QEOS and GLOBALFOUNDRIES to Offer Industry’s First CMOS Platform for MillimeterWave Markets: GLOBALSOLUTIONSSM Partnership will enable next-generation wireless technologies for applications in IoT, 5G and automotive September 3rd, 2015

GLOBALFOUNDRIES and Catena Partner to Provide Next-Generation RF Connectivity Solutions for Growing Wireless Markets: Catena Wi-Fi and Bluetooth RF technologies available on GLOBALFOUNDRIES 28nm Super Low Power Process technology September 3rd, 2015

Making nanowires from protein and DNA September 3rd, 2015

Making fuel from light: Argonne research sheds light on photosynthesis and creation of solar fuel September 3rd, 2015

Food/Agriculture/Supplements

Nanotech could rid cattle of ticks, with less collateral damage September 1st, 2015

Researchers use DNA 'clews' to shuttle CRISPR-Cas9 gene-editing tool into cells August 30th, 2015

Nanotechnology that will impact the Security & Defense sectors to be discussed at NanoSD2015 conference August 25th, 2015

New Step towards Breast Cancer Treatment by Herbal Compounds August 23rd, 2015

Environment

Reversible Writing with Light: Self-assembling nanoparticles take their cues from their surroundings September 3rd, 2015

RUSNANOPRIZE Directorate Announces New Deadline for Nominations Submission – September 11, 2015 September 1st, 2015

Successful boron-doping of graphene nanoribbon August 27th, 2015

Iranian Scientists Utilize Nanomembranes to Purify Wastewater of Olive Oil Plants August 20th, 2015

Safety-Nanoparticles/Risk management

Sustainable nanotechnology center September 1st, 2015

$200K Awarded to Develop In Vitro Lung Test for Toxicity of Inhaled Nanomaterials: In Vitro Lung Test Designed to Protect Human Health and Replace Animal Testing September 1st, 2015

Warning to DIY enthusiasts & construction workers as dangerous dust emissions August 19th, 2015

Bionic liver micro-organs explain off-target toxicity of acetaminophen (Tylenol): Israeli-German partnership aims to replace animal experiments with advanced liver-on-chip devices August 17th, 2015

NanoNews-Digest
The latest news from around the world, FREE

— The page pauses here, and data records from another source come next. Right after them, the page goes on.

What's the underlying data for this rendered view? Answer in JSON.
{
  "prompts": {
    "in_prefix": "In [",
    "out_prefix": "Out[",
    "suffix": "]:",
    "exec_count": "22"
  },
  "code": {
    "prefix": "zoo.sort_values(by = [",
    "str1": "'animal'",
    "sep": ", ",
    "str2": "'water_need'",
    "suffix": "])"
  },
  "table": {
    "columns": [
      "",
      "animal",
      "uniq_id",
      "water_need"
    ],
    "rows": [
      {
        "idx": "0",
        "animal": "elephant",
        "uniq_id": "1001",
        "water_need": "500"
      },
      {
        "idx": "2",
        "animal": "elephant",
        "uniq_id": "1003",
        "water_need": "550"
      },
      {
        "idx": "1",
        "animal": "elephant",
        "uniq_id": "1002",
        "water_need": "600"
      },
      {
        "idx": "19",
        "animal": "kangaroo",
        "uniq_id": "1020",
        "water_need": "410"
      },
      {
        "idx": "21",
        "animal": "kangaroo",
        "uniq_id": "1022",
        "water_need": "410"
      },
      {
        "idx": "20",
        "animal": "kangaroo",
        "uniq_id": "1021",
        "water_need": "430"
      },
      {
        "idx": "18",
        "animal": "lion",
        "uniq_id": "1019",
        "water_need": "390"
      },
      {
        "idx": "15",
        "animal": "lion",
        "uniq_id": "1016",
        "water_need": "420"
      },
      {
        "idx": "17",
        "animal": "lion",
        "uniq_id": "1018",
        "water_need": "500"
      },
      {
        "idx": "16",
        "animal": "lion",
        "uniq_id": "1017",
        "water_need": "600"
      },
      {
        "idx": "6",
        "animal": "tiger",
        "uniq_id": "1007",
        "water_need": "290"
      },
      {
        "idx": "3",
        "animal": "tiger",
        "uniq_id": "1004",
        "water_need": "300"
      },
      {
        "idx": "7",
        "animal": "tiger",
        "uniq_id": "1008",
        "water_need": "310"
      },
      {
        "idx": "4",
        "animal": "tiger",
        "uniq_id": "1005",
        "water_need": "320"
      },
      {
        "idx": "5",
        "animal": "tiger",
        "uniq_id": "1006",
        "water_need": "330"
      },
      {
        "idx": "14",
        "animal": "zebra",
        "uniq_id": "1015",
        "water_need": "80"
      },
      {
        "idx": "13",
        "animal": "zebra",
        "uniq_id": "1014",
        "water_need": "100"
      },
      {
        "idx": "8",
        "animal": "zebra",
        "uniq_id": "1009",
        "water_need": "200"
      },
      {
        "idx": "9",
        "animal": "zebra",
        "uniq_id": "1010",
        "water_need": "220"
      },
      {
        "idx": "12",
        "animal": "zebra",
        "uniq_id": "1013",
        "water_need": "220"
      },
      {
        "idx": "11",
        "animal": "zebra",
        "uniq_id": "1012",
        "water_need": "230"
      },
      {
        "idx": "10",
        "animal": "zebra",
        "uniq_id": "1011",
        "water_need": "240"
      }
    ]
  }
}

  Premium Products
NanoNews-Custom
Only the news you want to read!
 Learn More
NanoTech-Transfer
University Technology Transfer & Patents
 Learn More
NanoStrategies
Full-service, expert consulting
 Learn More











ASP
Nanotechnology Now Featured Books




NNN

The Hunger Project







Car Brands
Buy website traffic